[Input]:
※

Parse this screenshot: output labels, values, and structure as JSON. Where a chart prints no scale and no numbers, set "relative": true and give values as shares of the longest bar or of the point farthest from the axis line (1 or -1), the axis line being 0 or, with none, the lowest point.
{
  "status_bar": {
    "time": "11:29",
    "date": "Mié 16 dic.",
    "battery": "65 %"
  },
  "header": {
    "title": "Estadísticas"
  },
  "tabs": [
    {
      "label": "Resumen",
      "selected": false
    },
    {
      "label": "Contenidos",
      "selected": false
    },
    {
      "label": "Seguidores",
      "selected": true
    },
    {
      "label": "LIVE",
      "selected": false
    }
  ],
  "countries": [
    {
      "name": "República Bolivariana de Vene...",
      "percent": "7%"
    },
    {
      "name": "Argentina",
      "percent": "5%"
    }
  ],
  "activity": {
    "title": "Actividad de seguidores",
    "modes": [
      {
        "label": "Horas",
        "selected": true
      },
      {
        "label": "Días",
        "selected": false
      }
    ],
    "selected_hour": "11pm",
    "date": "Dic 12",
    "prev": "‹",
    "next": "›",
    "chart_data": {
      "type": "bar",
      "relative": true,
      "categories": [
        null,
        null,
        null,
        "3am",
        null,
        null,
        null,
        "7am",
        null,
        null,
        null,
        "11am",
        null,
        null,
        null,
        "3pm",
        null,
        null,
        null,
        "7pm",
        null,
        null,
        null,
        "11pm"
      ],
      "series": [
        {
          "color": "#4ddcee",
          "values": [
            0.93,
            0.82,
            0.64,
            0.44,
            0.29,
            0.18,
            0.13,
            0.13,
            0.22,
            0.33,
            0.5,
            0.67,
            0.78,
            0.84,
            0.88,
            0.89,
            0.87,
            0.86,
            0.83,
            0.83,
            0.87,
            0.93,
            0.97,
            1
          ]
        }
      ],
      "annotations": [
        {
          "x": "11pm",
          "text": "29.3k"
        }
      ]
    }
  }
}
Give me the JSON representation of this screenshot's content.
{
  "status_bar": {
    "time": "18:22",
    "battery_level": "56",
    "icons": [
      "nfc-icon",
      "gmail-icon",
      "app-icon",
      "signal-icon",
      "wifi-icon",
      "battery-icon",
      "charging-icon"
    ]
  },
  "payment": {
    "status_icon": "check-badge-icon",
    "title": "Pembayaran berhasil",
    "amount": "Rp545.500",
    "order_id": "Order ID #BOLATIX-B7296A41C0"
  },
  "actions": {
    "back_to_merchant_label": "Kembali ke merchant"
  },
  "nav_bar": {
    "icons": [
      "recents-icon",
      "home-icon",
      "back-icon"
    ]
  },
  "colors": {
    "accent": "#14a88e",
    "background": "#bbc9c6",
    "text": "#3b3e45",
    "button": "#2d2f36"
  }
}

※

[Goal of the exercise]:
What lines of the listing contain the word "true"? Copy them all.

[Result]:
Parse this screenshot: output labels, values, and structure as JSON. Where a chart prints no scale and no numbers, set "relative": true and give values as shares of the longest bar or of the point farthest from the axis line (1 or -1), the axis line being 0 or, with none, the lowest point.
      "selected": true
        "selected": true
      "relative": true,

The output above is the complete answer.